Also, a true-blue entrepreneur is aware that he's not a know-all and therefore never shies away from seeking inputs -- no matter what the source -- for the success of his venture. Take it from me. A successful entrepreneur spends the better part of his time gently coaxing the best out of the people around him ? which precisely is the main function of a leader. As the legendary former CEO of General Motors Lee Iococca said, "Management is nothing more than motivating other people".
Coupled with the awareness that he is entering an uncharted area, a successful entrepreneur is never afraid to experiment and fail. He's not bothered by the fear of failure -- the fear that deters most would-be entrepreneurs from striking out on their own. Every 'failure' becomes, in fact, a great learning experience for him. And not -- as others would perceive it ? a loss of face. This, in my understanding, is the essence of the entrepreneurial mindset.
However, let me confess that there are few universal recipes for entrepreneurial success. In fact, when asked about the secrets of his success, the 20th century American oil billionaire Paul Getty said it all: "Strike oil".
Well, even so, I'd like to suggest a few lasting mantras that could prove helpful.
- As someone said, "Change is the only constant, and hanging on, the only sin". I would strongly urge that any entrepreneur worth his salt should click the ?Refresh? button and reinvent himself -- in terms of strategies, goals, et al, from time to time, especially in a fast globalizing world.
- The world is neither flat nor evenly round; it is and will always be, tilted. What I mean is that the world over there has been never been a level playing field. And you would be better off learning to compete on "unlevel" playing fields and prove your mettle.
- Keep playing your part to the full and be patient. Never ever give up.
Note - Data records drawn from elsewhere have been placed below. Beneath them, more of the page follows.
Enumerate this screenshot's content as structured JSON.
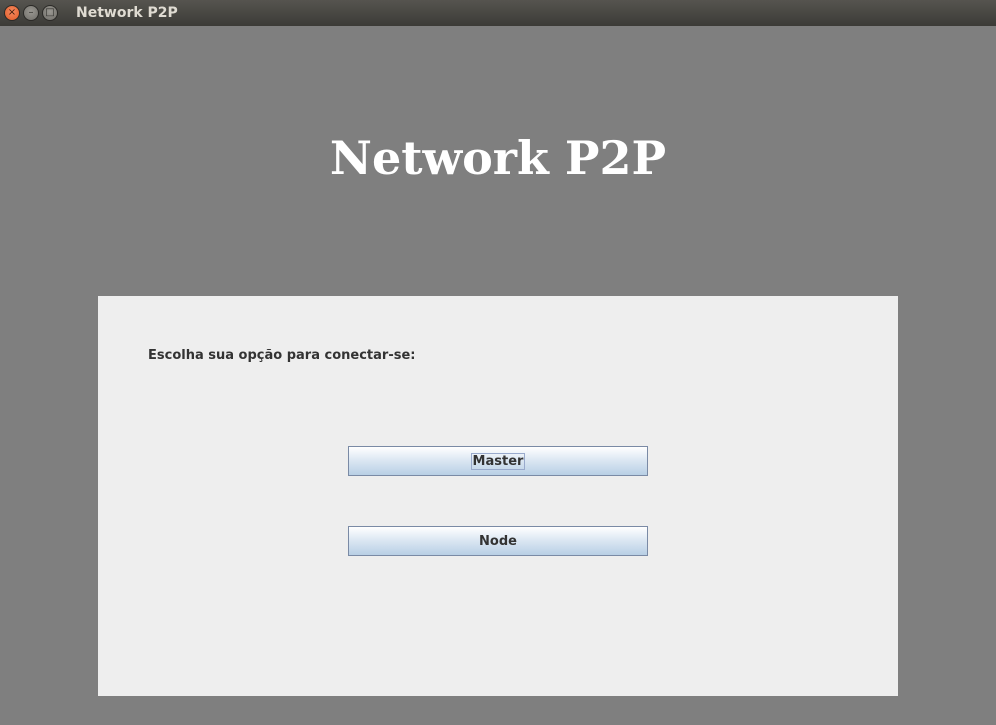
{
  "window": {
    "title": "Network P2P",
    "controls": {
      "close_glyph": "×",
      "minimize_glyph": "–",
      "maximize_glyph": "□"
    }
  },
  "main": {
    "heading": "Network P2P",
    "prompt": "Escolha sua opção para conectar-se:",
    "buttons": {
      "master_label": "Master",
      "node_label": "Node"
    }
  },
  "colors": {
    "background": "#7f7f7f",
    "panel": "#eeeeee",
    "heading_text": "#ffffff",
    "close_button": "#e05a25"
  }
}
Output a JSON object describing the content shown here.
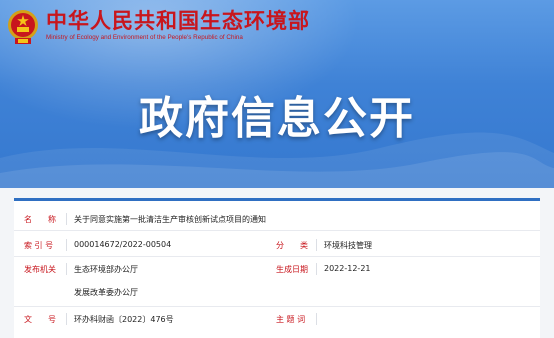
{
  "header": {
    "ministry_cn": "中华人民共和国生态环境部",
    "ministry_en": "Ministry of Ecology and Environment of the People's Republic of China",
    "banner_title": "政府信息公开",
    "emblem_icon": "national-emblem-icon",
    "accent_red": "#c8161d",
    "banner_blue": "#3f82d6"
  },
  "meta": {
    "name_label": "名　　称",
    "name_value": "关于同意实施第一批清洁生产审核创新试点项目的通知",
    "index_label": "索 引 号",
    "index_value": "000014672/2022-00504",
    "category_label": "分　　类",
    "category_value": "环境科技管理",
    "issuer_label": "发布机关",
    "issuer_value_1": "生态环境部办公厅",
    "issuer_value_2": "发展改革委办公厅",
    "date_label": "生成日期",
    "date_value": "2022-12-21",
    "docno_label": "文　　号",
    "docno_value": "环办科财函〔2022〕476号",
    "subject_label": "主 题 词",
    "subject_value": ""
  }
}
- Life throws a number of opportunities your way. Make the most of them. And as the punch line in the popular Shah Rukh Khan-M S Dhoni Videocon TVC says : Whatever role life gives you, play it big.